PROBLEM. All of the material must be duplicated exactly, line by line.

PROVIDED DATA.
* * *
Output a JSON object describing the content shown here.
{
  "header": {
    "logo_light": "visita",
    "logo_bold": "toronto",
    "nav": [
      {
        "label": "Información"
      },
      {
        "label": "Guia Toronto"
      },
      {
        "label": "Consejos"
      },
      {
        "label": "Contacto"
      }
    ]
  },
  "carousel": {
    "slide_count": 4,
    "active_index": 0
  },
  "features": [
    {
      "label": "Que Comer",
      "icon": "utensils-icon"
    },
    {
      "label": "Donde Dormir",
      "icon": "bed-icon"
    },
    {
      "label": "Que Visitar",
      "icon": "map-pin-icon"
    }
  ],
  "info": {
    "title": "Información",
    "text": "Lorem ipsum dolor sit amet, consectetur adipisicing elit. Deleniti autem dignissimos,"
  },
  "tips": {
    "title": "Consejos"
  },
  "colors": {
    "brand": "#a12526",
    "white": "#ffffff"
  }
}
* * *
RESPONSE BELOW.
Output a JSON object describing the content shown here.
{
  "header": {
    "logo_light": "visita",
    "logo_bold": "toronto",
    "nav": [
      {
        "label": "Información"
      },
      {
        "label": "Guia Toronto"
      },
      {
        "label": "Consejos"
      },
      {
        "label": "Contacto"
      }
    ]
  },
  "carousel": {
    "slide_count": 4,
    "active_index": 0
  },
  "features": [
    {
      "label": "Que Comer",
      "icon": "utensils-icon"
    },
    {
      "label": "Donde Dormir",
      "icon": "bed-icon"
    },
    {
      "label": "Que Visitar",
      "icon": "map-pin-icon"
    }
  ],
  "info": {
    "title": "Información",
    "text": "Lorem ipsum dolor sit amet, consectetur adipisicing elit. Deleniti autem dignissimos,"
  },
  "tips": {
    "title": "Consejos"
  },
  "colors": {
    "brand": "#a12526",
    "white": "#ffffff"
  }
}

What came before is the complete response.